- _Exercise details_
What you return should match the data below exactly, with every entry reproduced.

Segment Start: Supplied information

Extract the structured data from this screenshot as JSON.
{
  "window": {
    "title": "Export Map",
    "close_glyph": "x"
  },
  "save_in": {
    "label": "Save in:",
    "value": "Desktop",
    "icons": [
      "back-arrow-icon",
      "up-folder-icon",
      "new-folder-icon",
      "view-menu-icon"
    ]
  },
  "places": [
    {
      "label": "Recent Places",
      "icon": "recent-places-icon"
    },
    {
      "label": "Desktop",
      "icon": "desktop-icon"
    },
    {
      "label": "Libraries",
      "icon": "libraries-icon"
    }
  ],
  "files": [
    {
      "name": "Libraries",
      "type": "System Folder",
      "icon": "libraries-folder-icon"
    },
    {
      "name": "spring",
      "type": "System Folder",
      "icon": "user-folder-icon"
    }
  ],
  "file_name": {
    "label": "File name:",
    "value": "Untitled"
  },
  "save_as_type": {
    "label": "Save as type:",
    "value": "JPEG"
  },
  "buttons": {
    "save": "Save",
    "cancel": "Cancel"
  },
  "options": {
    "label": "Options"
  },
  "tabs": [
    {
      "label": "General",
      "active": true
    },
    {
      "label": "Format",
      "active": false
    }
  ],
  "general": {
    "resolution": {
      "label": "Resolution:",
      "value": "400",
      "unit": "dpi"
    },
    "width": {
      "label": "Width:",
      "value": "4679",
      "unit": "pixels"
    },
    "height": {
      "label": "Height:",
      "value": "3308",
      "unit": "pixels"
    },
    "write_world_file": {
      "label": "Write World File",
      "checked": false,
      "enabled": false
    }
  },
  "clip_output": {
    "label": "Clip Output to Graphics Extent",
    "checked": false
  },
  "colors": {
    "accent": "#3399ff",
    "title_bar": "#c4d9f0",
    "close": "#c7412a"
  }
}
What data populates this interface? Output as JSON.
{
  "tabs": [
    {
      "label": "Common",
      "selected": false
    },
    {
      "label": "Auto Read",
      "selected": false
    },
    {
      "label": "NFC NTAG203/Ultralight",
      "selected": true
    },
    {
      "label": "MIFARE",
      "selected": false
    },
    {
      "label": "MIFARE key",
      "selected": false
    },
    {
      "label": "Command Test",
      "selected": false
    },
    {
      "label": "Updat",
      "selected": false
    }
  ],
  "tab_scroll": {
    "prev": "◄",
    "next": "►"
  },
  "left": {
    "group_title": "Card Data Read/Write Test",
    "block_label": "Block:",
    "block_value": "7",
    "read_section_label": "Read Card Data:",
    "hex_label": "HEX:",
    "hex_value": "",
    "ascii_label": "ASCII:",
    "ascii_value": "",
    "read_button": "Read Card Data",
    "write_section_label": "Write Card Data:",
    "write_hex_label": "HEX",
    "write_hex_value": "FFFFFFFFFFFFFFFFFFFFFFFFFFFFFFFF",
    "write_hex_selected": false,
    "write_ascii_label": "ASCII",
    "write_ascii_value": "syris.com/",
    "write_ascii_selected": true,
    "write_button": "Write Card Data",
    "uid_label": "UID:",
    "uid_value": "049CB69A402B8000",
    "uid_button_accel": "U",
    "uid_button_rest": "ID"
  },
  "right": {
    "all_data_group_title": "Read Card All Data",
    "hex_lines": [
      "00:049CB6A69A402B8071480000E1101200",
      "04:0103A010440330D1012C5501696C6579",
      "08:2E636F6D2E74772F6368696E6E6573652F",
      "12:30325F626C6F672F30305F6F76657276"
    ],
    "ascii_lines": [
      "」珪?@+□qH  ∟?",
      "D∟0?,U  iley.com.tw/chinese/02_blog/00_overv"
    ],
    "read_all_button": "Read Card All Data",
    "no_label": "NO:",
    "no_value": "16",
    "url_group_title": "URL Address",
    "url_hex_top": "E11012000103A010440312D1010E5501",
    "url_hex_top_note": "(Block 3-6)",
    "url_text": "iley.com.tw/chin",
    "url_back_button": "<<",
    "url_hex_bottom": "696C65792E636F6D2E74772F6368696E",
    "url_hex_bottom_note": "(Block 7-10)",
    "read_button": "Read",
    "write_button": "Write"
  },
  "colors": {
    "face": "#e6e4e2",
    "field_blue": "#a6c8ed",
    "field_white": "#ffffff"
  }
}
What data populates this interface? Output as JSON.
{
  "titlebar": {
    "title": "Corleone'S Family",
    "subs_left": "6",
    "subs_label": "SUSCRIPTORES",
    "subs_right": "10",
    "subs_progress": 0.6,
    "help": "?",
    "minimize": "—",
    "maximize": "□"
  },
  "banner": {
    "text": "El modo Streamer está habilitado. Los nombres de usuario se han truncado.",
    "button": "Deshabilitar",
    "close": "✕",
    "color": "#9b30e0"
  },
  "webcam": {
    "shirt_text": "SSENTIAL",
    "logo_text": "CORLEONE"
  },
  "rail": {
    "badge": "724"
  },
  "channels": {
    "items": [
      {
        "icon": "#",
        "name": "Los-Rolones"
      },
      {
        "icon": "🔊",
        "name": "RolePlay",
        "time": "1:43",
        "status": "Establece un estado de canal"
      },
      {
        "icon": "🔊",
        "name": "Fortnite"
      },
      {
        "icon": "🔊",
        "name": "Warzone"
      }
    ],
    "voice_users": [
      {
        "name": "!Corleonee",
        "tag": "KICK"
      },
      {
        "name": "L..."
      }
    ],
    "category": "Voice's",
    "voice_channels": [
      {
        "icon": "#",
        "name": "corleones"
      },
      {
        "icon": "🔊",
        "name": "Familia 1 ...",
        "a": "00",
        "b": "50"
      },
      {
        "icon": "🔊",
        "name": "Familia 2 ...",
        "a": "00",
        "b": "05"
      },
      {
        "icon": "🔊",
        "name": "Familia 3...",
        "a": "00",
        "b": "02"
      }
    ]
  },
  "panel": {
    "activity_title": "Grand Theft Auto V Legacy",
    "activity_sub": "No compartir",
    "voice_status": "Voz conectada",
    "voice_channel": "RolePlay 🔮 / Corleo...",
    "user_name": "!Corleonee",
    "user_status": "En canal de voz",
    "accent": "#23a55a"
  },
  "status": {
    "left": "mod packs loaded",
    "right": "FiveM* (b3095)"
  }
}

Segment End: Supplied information

- _Exercise output_
Extract the structured data from this screenshot as JSON.
{
  "window": {
    "title": "Export Map",
    "close_glyph": "x"
  },
  "save_in": {
    "label": "Save in:",
    "value": "Desktop",
    "icons": [
      "back-arrow-icon",
      "up-folder-icon",
      "new-folder-icon",
      "view-menu-icon"
    ]
  },
  "places": [
    {
      "label": "Recent Places",
      "icon": "recent-places-icon"
    },
    {
      "label": "Desktop",
      "icon": "desktop-icon"
    },
    {
      "label": "Libraries",
      "icon": "libraries-icon"
    }
  ],
  "files": [
    {
      "name": "Libraries",
      "type": "System Folder",
      "icon": "libraries-folder-icon"
    },
    {
      "name": "spring",
      "type": "System Folder",
      "icon": "user-folder-icon"
    }
  ],
  "file_name": {
    "label": "File name:",
    "value": "Untitled"
  },
  "save_as_type": {
    "label": "Save as type:",
    "value": "JPEG"
  },
  "buttons": {
    "save": "Save",
    "cancel": "Cancel"
  },
  "options": {
    "label": "Options"
  },
  "tabs": [
    {
      "label": "General",
      "active": true
    },
    {
      "label": "Format",
      "active": false
    }
  ],
  "general": {
    "resolution": {
      "label": "Resolution:",
      "value": "400",
      "unit": "dpi"
    },
    "width": {
      "label": "Width:",
      "value": "4679",
      "unit": "pixels"
    },
    "height": {
      "label": "Height:",
      "value": "3308",
      "unit": "pixels"
    },
    "write_world_file": {
      "label": "Write World File",
      "checked": false,
      "enabled": false
    }
  },
  "clip_output": {
    "label": "Clip Output to Graphics Extent",
    "checked": false
  },
  "colors": {
    "accent": "#3399ff",
    "title_bar": "#c4d9f0",
    "close": "#c7412a"
  }
}
What data populates this interface? Output as JSON.
{
  "tabs": [
    {
      "label": "Common",
      "selected": false
    },
    {
      "label": "Auto Read",
      "selected": false
    },
    {
      "label": "NFC NTAG203/Ultralight",
      "selected": true
    },
    {
      "label": "MIFARE",
      "selected": false
    },
    {
      "label": "MIFARE key",
      "selected": false
    },
    {
      "label": "Command Test",
      "selected": false
    },
    {
      "label": "Updat",
      "selected": false
    }
  ],
  "tab_scroll": {
    "prev": "◄",
    "next": "►"
  },
  "left": {
    "group_title": "Card Data Read/Write Test",
    "block_label": "Block:",
    "block_value": "7",
    "read_section_label": "Read Card Data:",
    "hex_label": "HEX:",
    "hex_value": "",
    "ascii_label": "ASCII:",
    "ascii_value": "",
    "read_button": "Read Card Data",
    "write_section_label": "Write Card Data:",
    "write_hex_label": "HEX",
    "write_hex_value": "FFFFFFFFFFFFFFFFFFFFFFFFFFFFFFFF",
    "write_hex_selected": false,
    "write_ascii_label": "ASCII",
    "write_ascii_value": "syris.com/",
    "write_ascii_selected": true,
    "write_button": "Write Card Data",
    "uid_label": "UID:",
    "uid_value": "049CB69A402B8000",
    "uid_button_accel": "U",
    "uid_button_rest": "ID"
  },
  "right": {
    "all_data_group_title": "Read Card All Data",
    "hex_lines": [
      "00:049CB6A69A402B8071480000E1101200",
      "04:0103A010440330D1012C5501696C6579",
      "08:2E636F6D2E74772F6368696E6E6573652F",
      "12:30325F626C6F672F30305F6F76657276"
    ],
    "ascii_lines": [
      "」珪?@+□qH  ∟?",
      "D∟0?,U  iley.com.tw/chinese/02_blog/00_overv"
    ],
    "read_all_button": "Read Card All Data",
    "no_label": "NO:",
    "no_value": "16",
    "url_group_title": "URL Address",
    "url_hex_top": "E11012000103A010440312D1010E5501",
    "url_hex_top_note": "(Block 3-6)",
    "url_text": "iley.com.tw/chin",
    "url_back_button": "<<",
    "url_hex_bottom": "696C65792E636F6D2E74772F6368696E",
    "url_hex_bottom_note": "(Block 7-10)",
    "read_button": "Read",
    "write_button": "Write"
  },
  "colors": {
    "face": "#e6e4e2",
    "field_blue": "#a6c8ed",
    "field_white": "#ffffff"
  }
}
What data populates this interface? Output as JSON.
{
  "titlebar": {
    "title": "Corleone'S Family",
    "subs_left": "6",
    "subs_label": "SUSCRIPTORES",
    "subs_right": "10",
    "subs_progress": 0.6,
    "help": "?",
    "minimize": "—",
    "maximize": "□"
  },
  "banner": {
    "text": "El modo Streamer está habilitado. Los nombres de usuario se han truncado.",
    "button": "Deshabilitar",
    "close": "✕",
    "color": "#9b30e0"
  },
  "webcam": {
    "shirt_text": "SSENTIAL",
    "logo_text": "CORLEONE"
  },
  "rail": {
    "badge": "724"
  },
  "channels": {
    "items": [
      {
        "icon": "#",
        "name": "Los-Rolones"
      },
      {
        "icon": "🔊",
        "name": "RolePlay",
        "time": "1:43",
        "status": "Establece un estado de canal"
      },
      {
        "icon": "🔊",
        "name": "Fortnite"
      },
      {
        "icon": "🔊",
        "name": "Warzone"
      }
    ],
    "voice_users": [
      {
        "name": "!Corleonee",
        "tag": "KICK"
      },
      {
        "name": "L..."
      }
    ],
    "category": "Voice's",
    "voice_channels": [
      {
        "icon": "#",
        "name": "corleones"
      },
      {
        "icon": "🔊",
        "name": "Familia 1 ...",
        "a": "00",
        "b": "50"
      },
      {
        "icon": "🔊",
        "name": "Familia 2 ...",
        "a": "00",
        "b": "05"
      },
      {
        "icon": "🔊",
        "name": "Familia 3...",
        "a": "00",
        "b": "02"
      }
    ]
  },
  "panel": {
    "activity_title": "Grand Theft Auto V Legacy",
    "activity_sub": "No compartir",
    "voice_status": "Voz conectada",
    "voice_channel": "RolePlay 🔮 / Corleo...",
    "user_name": "!Corleonee",
    "user_status": "En canal de voz",
    "accent": "#23a55a"
  },
  "status": {
    "left": "mod packs loaded",
    "right": "FiveM* (b3095)"
  }
}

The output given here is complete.